— WHAT TO DO —
All lines in the records below with the word "page" must be returned.

--- --- ---

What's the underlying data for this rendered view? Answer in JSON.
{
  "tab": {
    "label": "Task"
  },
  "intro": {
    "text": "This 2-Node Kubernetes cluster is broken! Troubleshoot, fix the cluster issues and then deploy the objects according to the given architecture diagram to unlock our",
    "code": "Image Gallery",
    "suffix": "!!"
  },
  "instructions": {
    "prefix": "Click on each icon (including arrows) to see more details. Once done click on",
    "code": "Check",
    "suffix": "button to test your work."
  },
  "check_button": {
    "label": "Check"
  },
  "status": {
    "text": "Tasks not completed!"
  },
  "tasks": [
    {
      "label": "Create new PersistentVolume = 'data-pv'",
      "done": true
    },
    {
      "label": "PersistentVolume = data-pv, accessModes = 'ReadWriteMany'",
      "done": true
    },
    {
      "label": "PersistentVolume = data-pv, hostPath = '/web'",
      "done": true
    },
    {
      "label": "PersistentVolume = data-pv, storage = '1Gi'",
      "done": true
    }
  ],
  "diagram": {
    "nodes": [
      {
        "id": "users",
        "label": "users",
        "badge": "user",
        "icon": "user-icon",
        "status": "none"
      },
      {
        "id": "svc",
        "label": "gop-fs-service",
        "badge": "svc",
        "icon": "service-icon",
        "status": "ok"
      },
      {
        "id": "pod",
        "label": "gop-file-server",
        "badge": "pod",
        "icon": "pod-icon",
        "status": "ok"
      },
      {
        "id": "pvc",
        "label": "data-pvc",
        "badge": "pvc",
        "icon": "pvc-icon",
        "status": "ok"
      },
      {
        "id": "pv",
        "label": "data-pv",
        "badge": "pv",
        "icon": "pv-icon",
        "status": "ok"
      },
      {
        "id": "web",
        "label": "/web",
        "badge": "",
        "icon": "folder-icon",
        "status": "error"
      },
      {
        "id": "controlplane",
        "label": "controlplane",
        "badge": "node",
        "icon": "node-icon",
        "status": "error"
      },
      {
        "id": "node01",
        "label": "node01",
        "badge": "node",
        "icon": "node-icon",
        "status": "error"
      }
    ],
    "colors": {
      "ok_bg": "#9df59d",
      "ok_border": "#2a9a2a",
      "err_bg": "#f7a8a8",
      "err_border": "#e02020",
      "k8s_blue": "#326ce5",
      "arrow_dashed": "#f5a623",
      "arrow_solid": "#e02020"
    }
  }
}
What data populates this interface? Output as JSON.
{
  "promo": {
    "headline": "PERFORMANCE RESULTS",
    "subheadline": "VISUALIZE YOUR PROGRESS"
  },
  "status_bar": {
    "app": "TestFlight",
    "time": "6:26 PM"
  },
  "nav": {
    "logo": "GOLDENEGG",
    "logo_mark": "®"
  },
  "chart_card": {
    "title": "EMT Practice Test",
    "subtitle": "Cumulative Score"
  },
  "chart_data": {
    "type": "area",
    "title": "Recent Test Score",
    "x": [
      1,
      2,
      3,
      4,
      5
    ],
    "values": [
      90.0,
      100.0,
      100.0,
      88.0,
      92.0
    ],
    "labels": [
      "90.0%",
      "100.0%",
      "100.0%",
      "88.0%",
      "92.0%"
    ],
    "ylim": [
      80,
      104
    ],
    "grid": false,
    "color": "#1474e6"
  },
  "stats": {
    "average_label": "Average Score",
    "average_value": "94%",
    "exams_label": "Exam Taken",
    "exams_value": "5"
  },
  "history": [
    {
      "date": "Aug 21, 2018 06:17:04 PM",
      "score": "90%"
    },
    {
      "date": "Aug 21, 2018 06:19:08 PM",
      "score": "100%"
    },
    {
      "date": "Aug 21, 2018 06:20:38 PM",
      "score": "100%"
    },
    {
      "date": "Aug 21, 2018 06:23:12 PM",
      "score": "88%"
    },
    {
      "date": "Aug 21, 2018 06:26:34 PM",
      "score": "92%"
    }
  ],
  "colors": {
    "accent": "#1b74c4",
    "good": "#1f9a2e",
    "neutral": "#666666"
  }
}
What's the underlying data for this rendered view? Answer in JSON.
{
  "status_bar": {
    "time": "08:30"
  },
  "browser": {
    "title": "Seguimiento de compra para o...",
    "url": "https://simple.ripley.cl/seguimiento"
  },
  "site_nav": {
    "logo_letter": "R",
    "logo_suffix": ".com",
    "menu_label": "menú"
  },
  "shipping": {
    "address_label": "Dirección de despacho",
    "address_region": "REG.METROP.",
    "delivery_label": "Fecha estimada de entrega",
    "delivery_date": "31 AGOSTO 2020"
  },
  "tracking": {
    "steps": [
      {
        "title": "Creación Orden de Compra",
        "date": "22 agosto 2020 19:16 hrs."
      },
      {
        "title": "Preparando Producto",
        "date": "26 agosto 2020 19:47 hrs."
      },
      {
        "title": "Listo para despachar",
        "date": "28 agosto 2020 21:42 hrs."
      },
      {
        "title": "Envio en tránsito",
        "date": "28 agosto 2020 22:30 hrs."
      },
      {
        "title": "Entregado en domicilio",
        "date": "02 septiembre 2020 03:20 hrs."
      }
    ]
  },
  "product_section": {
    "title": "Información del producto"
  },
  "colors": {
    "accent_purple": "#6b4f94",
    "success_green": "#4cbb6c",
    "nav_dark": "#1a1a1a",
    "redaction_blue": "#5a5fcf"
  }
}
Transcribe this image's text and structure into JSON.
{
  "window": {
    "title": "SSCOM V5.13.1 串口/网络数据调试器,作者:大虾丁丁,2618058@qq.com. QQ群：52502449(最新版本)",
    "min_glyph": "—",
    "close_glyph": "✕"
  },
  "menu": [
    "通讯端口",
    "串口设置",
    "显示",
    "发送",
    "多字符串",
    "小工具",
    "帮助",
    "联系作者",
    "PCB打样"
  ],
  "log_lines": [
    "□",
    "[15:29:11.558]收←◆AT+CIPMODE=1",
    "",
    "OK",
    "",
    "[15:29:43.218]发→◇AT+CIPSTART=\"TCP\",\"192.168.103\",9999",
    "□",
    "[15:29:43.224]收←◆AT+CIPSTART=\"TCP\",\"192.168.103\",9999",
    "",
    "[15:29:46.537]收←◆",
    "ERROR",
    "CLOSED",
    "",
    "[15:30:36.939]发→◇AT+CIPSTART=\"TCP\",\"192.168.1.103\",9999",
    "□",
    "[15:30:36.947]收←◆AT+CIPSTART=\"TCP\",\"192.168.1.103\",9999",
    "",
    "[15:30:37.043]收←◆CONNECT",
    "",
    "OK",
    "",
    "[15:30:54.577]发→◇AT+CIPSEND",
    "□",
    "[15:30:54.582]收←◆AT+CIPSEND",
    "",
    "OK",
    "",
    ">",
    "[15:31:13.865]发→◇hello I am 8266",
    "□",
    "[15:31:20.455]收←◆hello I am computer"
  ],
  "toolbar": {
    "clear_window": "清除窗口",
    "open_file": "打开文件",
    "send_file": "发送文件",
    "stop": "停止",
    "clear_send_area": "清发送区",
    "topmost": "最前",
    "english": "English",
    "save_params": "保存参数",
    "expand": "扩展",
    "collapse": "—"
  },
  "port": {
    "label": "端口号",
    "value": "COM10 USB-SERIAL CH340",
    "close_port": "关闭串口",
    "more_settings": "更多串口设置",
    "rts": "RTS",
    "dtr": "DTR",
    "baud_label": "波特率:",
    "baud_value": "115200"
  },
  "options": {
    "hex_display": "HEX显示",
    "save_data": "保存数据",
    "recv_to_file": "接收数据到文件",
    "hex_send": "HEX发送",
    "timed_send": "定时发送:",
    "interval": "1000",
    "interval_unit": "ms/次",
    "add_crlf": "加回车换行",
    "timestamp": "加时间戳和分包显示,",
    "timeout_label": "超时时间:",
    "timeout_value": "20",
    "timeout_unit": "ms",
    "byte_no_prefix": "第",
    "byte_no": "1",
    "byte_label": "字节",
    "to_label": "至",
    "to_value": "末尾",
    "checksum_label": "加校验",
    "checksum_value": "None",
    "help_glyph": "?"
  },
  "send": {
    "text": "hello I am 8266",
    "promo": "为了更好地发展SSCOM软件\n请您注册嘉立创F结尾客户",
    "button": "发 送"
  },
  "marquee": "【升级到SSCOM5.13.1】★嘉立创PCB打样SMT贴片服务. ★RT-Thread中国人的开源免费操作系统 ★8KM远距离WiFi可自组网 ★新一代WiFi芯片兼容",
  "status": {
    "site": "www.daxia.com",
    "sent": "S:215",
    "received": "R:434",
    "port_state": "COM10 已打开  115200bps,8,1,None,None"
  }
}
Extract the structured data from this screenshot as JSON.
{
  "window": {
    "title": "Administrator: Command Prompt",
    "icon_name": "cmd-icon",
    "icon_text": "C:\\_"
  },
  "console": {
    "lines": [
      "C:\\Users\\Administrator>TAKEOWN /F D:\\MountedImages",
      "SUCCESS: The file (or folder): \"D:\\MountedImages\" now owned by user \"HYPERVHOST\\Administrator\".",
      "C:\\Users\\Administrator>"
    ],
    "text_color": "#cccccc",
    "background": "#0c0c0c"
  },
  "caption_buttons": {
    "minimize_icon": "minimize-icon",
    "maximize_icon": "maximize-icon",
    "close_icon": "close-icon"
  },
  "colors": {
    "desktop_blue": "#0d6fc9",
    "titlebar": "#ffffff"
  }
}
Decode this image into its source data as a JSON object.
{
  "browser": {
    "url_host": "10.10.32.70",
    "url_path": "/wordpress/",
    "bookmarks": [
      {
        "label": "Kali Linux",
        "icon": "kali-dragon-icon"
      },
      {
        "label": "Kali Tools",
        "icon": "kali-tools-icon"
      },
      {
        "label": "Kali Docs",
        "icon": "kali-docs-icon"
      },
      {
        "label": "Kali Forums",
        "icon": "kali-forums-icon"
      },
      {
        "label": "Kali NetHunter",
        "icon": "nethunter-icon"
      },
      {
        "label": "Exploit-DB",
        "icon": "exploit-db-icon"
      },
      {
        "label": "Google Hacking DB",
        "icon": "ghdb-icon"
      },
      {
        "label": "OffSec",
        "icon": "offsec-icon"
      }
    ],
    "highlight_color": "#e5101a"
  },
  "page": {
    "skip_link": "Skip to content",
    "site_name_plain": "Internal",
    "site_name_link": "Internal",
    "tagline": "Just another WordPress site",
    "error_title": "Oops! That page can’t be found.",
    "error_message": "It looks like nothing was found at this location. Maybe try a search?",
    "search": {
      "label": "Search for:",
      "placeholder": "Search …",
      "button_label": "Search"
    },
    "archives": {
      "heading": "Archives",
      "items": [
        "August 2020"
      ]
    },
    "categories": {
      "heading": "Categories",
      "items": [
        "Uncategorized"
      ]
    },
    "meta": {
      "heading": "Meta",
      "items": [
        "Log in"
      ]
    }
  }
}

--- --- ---

— WRITTEN SOLUTION —
  "page": {
    "error_title": "Oops! That page can’t be found.",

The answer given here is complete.